- This Committee is formed by: (a) all the past awardees, (b) the Chairperson of the Conference where the prize will be awarded; (c) its founder Dr. Wolfgang Palz, who instituted the Prize on behalf of the European Commission, or upon his resignation another representative of this body; (d) the conference organisers.
- The Committee Chairman is nominated by the Committee after the Prize selection and his/her term will expire after the next prize selection. The Chairperson of the Committee can be re-elected.
- Any decision of the Committee must be taken by the majority of votes among all members participating in the vote with the Chairperson’s vote deciding in case of a tie between opposite options. Assemblies and voting can be held without physical presence, but the usual rules of information and debate held in assemblies with physical presence must be respected in all cases. Secret votes are forbidden for the Committee members. Changes of the By-law have to be approved by a two thirds majority.
- The Linneborn Prize consists of a diploma including a short notice of the Linneborn germinal achievement in biomass. It must also mention the edition of the Prize, the Awardee’s name and affiliation and a mention of the award motivation.
- The prize is announced for submission of nominations. Nominations should be addressed to the Committee chair. Every nomination should be accompanied by a page of why the person who nominates someone believes that he/she deserves to get the award.
- A person may not nominate him/herself. A person may not nominate someone from his/her organisation but always someone from another organisation.
- Members of the Linneborn Prize Committee cannot be nominated.
- Every person nominated for the Linneborn Prize is placed by the Committee Chair on a permanent list, provided the nominee fulfils the qualifications defined in Article 1.
- Before each election the existing list of nominees is revised by one or several members of the Linneborn Prize Committee to assure that everybody on the list still fulfils the qualifications.

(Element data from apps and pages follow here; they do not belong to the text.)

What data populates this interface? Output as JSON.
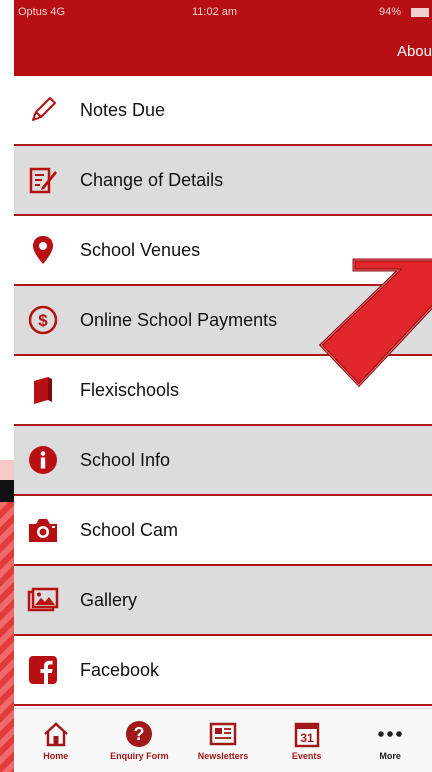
{
  "status_bar": {
    "carrier": "Optus 4G",
    "time": "11:02 am",
    "battery": "94%"
  },
  "nav_bar": {
    "right_label": "Abou"
  },
  "menu": [
    {
      "label": "Notes Due",
      "icon": "pencil-icon"
    },
    {
      "label": "Change of Details",
      "icon": "edit-document-icon"
    },
    {
      "label": "School Venues",
      "icon": "map-pin-icon"
    },
    {
      "label": "Online School Payments",
      "icon": "dollar-circle-icon"
    },
    {
      "label": "Flexischools",
      "icon": "book-icon"
    },
    {
      "label": "School Info",
      "icon": "info-icon"
    },
    {
      "label": "School Cam",
      "icon": "camera-icon"
    },
    {
      "label": "Gallery",
      "icon": "gallery-icon"
    },
    {
      "label": "Facebook",
      "icon": "facebook-icon"
    }
  ],
  "tab_bar": [
    {
      "label": "Home",
      "icon": "home-icon"
    },
    {
      "label": "Enquiry Form",
      "icon": "question-icon"
    },
    {
      "label": "Newsletters",
      "icon": "newspaper-icon"
    },
    {
      "label": "Events",
      "icon": "calendar-icon",
      "icon_text": "31"
    },
    {
      "label": "More",
      "icon": "more-icon"
    }
  ],
  "colors": {
    "brand_red": "#b80f12",
    "divider": "#b01a1e",
    "alt_row": "#dcdcdc",
    "arrow": "#e0262b"
  }
}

- In any case the Chairperson, ex officio, can collect additional information on the nominees.
- After consultation with the committee members the Committee Chair selects 5 candidates for a first vote of the committee taking new nominations and the existing list into account. At this stage every committee member can add one candidate to the list. He/she is not bound by the above mentioned list. The Committee Chair will then submit the final list to the committee for the vote. The procedure for this decision is laid down in paragraph 7.
- The awardee will be notified of his/her selection by a letter jointly signed by the Conference Chairperson and the Linneborn Prize Committee Chairperson with time enough as to make possible the preparation of the ceremony. The awardee’s name should be kept confidential, as much as possible, until the ceremony.
- The ceremony should consist of a Laudatio of the awardee, chosen by the Linneborn Prize Committee Chairperson, usually at the suggestion of the awardee, followed by the offering of the award itself, and finally by the acceptance and “thank you” speech given by the awardee.